‘Pioneer farmers should set up an Uber taxi service’ – Casey
Teetotal farmers should set up an online taxi service to help ease rural isolation and to generate additional income, according to outspoken businessman Peter Casey.
Speaking tonight (Thursday, November 15) on episode 11 of FarmLand, Casey made the suggestion while highlighting his concerns over the country’s new drink-driving laws which came into force just a few weeks ago.
Under the new drink-driving laws, announced last month by Minister for Transport, Tourism and Sport Shane Ross, motorists will automatically face a lengthy driving ban for an infringement, rather than penalty points.
Last weekend, during the inauguration of the President of Ireland, Michael D Higgins, Casey approached Minister Ross, of the Independent Alliance, with his concerns about the new law and the Government’s decision in Budget 2019 to increase the VAT rate in the hospitality sector from 9% to 13.5% – essentially a 50% increase.
“I spoke with him for quite some time and I wasn’t speaking for an application to join his grouping. I was giving him a hard time.
“One for doubling the VAT which is going to have a devastating effect in rural Ireland. Just as we are going into the hardest time for these struggling businesses to survive he actually doubled VAT.
“In Dublin you don’t notice it so much, it’s a rounding error, but in rural Ireland these restaurants and hotels are struggling in the winter time.
“I also talked to him about the zero tolerance and low alcohol levels,” said Casey.
I am 100% against drink driving; but you have to recognise that there is a difference between a 17-year-old and a 60-year-old, when you know your body better.
“I believe there should be zero tolerance for people up to the age of 21 or 22; but then have a slightly higher level of tolerance as you get older,” he said.
Uber for farmers
During the conversation, Casey suggested to Minister Ross that Uber – the commercial online taxi driving service – could help address transport and rural isolation challenges in rural areas.
“We need to introduce Uber in rural Ireland. There are a lot of pioneers in rural Ireland, people that don’t drink, never drank, never have had alcohol and they need some extra income.
If they were licensed to drive and pick up people from the farms and take them to the pub and bring them back from the pub, it would be a source of income for the farmers.
“I said it to Minister Ross and I said ‘it’s a disgrace’ that he hasn’t introduced it. I said it could create income for the non drinkers,” said Casey.
“There is an awful lot of loneliness and isolation in rural Ireland and I think that’s one solution – just ring up an Uber system and then someone who is licenced who can take you down to the pub, have a jar, pick you up and drive you back – that would overcome the loneliness and isolation problem,” he said.
However, it was also highlighted that such a system would not be possible without broadband connection – another bug bearer for Casey.

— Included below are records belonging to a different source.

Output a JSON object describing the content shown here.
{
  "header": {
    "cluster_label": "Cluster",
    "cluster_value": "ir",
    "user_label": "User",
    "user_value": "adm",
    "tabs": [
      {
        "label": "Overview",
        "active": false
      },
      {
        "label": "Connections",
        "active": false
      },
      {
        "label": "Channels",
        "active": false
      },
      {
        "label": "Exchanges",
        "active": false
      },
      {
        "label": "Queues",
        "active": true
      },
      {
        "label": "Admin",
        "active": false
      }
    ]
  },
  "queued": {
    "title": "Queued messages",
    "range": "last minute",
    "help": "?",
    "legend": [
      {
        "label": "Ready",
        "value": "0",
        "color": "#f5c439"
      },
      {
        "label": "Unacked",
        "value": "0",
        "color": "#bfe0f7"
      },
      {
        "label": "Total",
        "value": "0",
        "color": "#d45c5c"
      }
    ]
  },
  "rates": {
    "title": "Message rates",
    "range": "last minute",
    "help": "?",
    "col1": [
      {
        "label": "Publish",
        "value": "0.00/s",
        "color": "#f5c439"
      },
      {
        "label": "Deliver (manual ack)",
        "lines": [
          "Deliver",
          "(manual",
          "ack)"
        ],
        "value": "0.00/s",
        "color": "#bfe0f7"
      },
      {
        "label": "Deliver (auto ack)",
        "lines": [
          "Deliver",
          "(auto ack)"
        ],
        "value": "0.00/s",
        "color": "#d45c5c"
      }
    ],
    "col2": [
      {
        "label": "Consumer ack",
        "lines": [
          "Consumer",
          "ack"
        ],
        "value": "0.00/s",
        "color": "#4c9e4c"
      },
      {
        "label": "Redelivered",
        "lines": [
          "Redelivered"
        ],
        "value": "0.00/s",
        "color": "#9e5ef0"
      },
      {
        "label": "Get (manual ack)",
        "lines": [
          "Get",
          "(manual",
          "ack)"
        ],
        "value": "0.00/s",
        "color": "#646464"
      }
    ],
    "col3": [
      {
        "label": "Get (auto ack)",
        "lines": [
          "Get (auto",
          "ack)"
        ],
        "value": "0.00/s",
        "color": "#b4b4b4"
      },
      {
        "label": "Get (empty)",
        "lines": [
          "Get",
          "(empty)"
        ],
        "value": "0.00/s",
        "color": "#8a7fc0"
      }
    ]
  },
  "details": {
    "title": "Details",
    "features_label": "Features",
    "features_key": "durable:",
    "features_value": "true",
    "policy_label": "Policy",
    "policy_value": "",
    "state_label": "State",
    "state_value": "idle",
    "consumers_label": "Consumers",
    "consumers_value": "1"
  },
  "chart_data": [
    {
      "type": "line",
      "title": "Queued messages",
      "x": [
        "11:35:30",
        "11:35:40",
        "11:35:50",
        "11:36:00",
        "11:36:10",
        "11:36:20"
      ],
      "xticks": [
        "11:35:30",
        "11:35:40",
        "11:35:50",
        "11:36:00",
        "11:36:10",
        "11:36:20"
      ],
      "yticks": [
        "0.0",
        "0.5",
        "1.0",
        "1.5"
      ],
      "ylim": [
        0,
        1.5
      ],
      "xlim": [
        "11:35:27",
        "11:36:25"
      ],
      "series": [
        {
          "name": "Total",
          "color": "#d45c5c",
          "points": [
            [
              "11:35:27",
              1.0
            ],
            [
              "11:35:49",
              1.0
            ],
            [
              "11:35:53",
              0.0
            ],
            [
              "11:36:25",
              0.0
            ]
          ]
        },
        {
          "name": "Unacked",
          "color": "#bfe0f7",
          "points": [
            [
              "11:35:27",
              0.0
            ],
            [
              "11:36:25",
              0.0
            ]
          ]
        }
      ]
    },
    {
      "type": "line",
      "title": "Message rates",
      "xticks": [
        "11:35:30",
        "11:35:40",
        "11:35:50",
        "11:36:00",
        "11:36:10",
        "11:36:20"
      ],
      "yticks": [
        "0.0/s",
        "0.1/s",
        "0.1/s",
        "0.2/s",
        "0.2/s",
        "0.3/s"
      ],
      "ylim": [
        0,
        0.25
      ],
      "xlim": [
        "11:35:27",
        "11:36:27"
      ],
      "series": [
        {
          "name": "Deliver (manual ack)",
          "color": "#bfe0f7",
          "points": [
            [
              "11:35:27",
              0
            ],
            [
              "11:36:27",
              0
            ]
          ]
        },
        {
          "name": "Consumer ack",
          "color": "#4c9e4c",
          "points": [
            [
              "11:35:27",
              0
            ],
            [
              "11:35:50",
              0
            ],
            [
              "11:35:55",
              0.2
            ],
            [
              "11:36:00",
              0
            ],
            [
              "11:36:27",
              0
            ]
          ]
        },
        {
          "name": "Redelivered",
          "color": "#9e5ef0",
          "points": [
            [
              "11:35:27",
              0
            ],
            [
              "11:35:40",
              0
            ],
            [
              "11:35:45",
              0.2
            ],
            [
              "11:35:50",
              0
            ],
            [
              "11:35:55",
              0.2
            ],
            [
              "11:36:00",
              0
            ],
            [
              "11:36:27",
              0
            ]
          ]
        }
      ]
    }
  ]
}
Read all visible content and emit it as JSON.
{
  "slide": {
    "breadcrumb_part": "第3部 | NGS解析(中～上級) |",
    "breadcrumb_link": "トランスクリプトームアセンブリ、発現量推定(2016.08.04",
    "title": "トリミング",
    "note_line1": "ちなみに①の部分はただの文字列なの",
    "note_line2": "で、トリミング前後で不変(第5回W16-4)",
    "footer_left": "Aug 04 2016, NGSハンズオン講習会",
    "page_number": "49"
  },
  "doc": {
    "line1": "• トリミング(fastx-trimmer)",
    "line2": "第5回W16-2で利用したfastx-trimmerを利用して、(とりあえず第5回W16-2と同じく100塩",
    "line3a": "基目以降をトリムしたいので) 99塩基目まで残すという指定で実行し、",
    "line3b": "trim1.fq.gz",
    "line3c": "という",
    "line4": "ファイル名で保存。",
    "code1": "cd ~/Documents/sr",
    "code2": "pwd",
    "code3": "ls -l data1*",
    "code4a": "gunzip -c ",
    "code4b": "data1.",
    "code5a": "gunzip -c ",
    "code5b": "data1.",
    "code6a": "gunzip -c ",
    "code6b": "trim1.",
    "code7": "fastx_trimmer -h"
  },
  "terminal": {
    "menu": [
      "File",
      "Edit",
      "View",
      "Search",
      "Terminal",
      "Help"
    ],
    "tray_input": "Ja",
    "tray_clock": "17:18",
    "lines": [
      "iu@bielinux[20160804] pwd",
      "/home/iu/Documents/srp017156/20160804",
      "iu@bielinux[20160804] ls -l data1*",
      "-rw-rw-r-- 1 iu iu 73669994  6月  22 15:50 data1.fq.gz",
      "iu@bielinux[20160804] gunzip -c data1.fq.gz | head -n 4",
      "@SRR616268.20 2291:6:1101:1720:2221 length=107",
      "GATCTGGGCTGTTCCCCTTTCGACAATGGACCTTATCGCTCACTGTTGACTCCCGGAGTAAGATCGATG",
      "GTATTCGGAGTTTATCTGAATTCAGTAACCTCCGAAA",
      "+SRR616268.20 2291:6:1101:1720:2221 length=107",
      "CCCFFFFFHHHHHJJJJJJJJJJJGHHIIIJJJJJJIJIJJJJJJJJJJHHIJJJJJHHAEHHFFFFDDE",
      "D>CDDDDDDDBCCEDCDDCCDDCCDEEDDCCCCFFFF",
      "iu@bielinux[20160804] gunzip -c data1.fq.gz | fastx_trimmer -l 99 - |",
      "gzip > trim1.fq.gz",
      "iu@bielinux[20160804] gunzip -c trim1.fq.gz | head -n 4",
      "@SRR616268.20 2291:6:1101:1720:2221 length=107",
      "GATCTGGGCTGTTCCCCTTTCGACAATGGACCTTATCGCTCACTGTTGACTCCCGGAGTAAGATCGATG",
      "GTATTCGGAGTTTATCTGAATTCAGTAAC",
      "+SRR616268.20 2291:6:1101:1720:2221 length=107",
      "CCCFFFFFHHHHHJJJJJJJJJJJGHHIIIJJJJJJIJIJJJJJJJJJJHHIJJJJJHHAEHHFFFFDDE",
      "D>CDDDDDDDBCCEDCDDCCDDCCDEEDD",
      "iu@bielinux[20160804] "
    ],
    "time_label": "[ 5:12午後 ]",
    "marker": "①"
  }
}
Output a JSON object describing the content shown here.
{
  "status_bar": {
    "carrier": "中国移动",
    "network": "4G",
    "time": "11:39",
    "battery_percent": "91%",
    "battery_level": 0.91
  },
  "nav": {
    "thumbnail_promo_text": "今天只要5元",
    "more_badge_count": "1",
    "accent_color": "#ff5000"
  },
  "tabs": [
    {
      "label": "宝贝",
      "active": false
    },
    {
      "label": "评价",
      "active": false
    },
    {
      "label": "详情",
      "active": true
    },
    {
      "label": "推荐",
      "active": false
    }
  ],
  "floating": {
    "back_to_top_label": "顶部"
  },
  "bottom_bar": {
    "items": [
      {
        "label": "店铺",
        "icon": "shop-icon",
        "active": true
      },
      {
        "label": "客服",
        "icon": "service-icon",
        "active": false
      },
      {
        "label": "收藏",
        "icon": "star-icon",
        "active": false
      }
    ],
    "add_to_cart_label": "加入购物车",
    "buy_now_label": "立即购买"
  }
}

“There is such a simple solution to broadband. I went down to Minister Naugthen [the former minister for communication, climate action and the environment] when he first took on the ministerial post; I said fibre is not the way to go – they need to go to 4G.
4G will allow you to get up to 25MB – and that’s all you need to do streaming; that’s all you need to run your small business.
“In four or five years’ time we’ll be wondering why we spent all that time putting in fibre-optic cables that we’re not using,” he said.